Think about, for occasion, the muon—a cousin of the electron that is two hundred situations heavier. Just like the electron, the muon also reveals a magnetic minute when subjected to a magnetic subject. Moreover, very similar to the electron, there is a variation concerning the theoretical and experimental values of the muon’s magnetic minute.
Discrepancies in this context are identified in terms of common deviation, which is a blend of the variation in the two values and the uncertainties affiliated with the theoretical calculation and experimental measurement of each benefit.
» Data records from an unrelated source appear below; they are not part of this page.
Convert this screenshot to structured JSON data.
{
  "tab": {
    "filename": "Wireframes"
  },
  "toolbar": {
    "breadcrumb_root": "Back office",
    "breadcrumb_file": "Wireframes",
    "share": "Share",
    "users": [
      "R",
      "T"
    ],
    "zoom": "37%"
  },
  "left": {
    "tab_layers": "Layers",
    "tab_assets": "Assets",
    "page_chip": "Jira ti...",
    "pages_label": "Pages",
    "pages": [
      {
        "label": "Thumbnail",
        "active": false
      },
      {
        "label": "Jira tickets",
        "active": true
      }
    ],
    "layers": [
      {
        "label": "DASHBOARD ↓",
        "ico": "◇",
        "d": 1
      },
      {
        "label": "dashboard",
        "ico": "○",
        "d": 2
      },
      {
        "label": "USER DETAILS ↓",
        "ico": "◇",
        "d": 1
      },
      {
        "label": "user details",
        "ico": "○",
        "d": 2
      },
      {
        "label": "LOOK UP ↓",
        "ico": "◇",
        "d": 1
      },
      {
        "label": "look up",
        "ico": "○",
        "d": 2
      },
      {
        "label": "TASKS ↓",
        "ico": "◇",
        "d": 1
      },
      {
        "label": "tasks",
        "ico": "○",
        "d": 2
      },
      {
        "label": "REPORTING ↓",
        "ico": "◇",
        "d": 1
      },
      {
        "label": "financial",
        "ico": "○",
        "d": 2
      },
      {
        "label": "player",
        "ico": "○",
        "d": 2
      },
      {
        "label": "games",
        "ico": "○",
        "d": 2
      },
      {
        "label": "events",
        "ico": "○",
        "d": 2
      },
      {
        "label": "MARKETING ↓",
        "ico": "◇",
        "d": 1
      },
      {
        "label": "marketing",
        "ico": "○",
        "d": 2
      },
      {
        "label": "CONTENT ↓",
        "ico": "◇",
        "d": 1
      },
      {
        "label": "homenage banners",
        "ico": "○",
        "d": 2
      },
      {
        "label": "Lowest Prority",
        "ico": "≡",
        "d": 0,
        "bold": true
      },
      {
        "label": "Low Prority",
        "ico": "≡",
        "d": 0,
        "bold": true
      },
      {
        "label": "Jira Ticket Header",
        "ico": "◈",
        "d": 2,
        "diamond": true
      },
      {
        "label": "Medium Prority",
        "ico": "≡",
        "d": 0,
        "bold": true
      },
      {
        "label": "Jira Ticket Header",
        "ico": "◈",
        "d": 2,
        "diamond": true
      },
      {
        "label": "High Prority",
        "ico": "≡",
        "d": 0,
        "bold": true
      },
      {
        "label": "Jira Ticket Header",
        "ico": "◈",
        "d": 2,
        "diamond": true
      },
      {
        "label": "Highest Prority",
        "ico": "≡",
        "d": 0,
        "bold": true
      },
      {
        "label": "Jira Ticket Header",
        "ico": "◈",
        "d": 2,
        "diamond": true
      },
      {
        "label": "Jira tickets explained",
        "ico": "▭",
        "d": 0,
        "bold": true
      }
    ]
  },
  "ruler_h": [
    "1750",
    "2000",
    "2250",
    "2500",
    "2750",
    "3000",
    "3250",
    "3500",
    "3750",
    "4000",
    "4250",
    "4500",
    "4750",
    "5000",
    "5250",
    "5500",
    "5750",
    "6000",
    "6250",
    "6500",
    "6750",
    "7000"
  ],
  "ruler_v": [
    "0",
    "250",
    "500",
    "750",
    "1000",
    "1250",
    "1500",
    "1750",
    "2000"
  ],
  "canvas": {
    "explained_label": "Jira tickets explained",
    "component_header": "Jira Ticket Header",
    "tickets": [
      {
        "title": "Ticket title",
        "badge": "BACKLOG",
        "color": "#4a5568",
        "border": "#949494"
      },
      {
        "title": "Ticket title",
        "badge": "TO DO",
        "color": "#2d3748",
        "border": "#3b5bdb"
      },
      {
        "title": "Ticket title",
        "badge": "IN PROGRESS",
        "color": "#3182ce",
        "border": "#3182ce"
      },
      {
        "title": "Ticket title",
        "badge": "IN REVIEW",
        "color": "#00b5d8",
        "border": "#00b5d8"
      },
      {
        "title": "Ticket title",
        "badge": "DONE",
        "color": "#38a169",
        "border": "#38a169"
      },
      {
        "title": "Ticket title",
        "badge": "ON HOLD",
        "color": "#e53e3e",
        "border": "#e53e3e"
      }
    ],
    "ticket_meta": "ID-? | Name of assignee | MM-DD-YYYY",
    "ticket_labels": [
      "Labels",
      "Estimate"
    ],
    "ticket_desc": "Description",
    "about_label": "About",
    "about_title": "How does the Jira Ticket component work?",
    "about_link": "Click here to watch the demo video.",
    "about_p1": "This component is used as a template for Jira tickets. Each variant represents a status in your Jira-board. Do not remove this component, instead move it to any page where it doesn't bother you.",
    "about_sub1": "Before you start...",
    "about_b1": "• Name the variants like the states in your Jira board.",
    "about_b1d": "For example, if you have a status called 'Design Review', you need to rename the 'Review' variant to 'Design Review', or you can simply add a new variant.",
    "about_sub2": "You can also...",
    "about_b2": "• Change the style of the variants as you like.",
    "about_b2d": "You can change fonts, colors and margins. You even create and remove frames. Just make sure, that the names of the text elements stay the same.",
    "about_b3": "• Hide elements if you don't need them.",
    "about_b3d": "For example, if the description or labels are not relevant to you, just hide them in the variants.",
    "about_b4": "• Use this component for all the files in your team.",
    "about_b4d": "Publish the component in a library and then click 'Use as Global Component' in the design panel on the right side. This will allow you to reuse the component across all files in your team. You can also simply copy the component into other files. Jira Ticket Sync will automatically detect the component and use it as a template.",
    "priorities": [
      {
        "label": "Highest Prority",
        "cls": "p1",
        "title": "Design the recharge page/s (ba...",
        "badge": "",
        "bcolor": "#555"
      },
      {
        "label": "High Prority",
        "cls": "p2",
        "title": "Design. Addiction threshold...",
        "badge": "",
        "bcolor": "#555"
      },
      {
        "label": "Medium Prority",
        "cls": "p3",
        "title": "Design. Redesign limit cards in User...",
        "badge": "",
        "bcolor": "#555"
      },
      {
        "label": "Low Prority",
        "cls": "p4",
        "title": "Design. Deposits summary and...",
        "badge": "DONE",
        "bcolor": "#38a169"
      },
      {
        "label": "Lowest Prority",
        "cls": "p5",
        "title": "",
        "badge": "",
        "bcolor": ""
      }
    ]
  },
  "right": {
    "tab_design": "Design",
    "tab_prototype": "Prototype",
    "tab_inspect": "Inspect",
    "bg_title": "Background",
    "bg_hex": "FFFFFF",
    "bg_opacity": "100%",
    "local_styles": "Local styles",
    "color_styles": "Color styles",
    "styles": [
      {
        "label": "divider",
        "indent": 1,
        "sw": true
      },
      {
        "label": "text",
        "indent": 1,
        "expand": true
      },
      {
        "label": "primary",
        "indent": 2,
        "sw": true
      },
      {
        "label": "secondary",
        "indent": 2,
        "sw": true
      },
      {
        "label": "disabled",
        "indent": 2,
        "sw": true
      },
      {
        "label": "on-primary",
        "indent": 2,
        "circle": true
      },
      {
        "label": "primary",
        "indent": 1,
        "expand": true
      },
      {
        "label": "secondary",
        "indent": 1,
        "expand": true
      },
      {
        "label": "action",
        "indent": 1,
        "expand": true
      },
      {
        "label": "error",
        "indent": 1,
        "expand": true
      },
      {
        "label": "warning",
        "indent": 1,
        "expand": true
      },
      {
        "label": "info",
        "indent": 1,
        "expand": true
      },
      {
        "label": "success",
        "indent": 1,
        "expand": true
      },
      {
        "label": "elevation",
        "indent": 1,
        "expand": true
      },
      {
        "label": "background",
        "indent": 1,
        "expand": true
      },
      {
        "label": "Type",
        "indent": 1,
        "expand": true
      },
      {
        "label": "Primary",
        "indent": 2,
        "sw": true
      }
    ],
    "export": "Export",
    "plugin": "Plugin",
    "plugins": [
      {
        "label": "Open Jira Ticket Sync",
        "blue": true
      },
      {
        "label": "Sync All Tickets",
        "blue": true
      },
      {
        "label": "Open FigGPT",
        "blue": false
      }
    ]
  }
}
In the circumstance of the electron, the experimental measurement of the magnetic second is 1.6 conventional deviations higher than the theoretical prediction based on the great-structure continuous measured by the Paris group. While the muon’s experimental benefit, introduced and refined in a trio of papers printed amongst 2002 and 2006, is 3.7 standard deviations previously mentioned the figure predicted by the Common Model idea.
Physicists are now eagerly awaiting the to start with benefits of the “Muon g-2” experiment at Fermilab that is predicted to supply the most precise experimental measurement of the muon’s magnetic instant. If this benefit goes further than 5 common deviations from the theory—the gold conventional for discovery in particle physics—it would be convincing evidence of new physics beyond the Normal Model.
Normally, when it will come to the theoretical prediction of the magnetic instant using the Standard Design, the muon discrepancy is not as delicate to the precise price of the great-structure regular as the electron. Nevertheless, according to Alex Keshavarzi, who is managing operations and major analysis efforts for the Muon g-2 experiment, “the new fine-structure continual measurement is intriguing for the muon discrepancy.”
Keshavarzi, who is not element of the Paris research group, says if new physics emerges from the Muon g-2 outcomes of the muon measurement, the positive discrepancies for both the electron and the muon would make it less difficult to produce types and explanations than if the discrepancies had been in the opposite directions.
Nevertheless, he provides that even aside from its prospective connection to the muon, the Paris group’s electron-dependent measurement of the good-structure experiment has introduced other mysteries—namely, why it developed a favourable conventional deviation of 1.6 whereas the 2018 experiment at Berkeley created a destructive deviation of 2.5.
According to Cladé, equally the Paris and Berkeley experiments are primarily based on the identical physics, earning the divergence all the stranger. “I do not assume the discrepancy is due to the use of cesium or rubidium. There is most likely one thing in one of the two experiments that may not have been accounted for. That is something we should really now test to fully grasp,” he claims.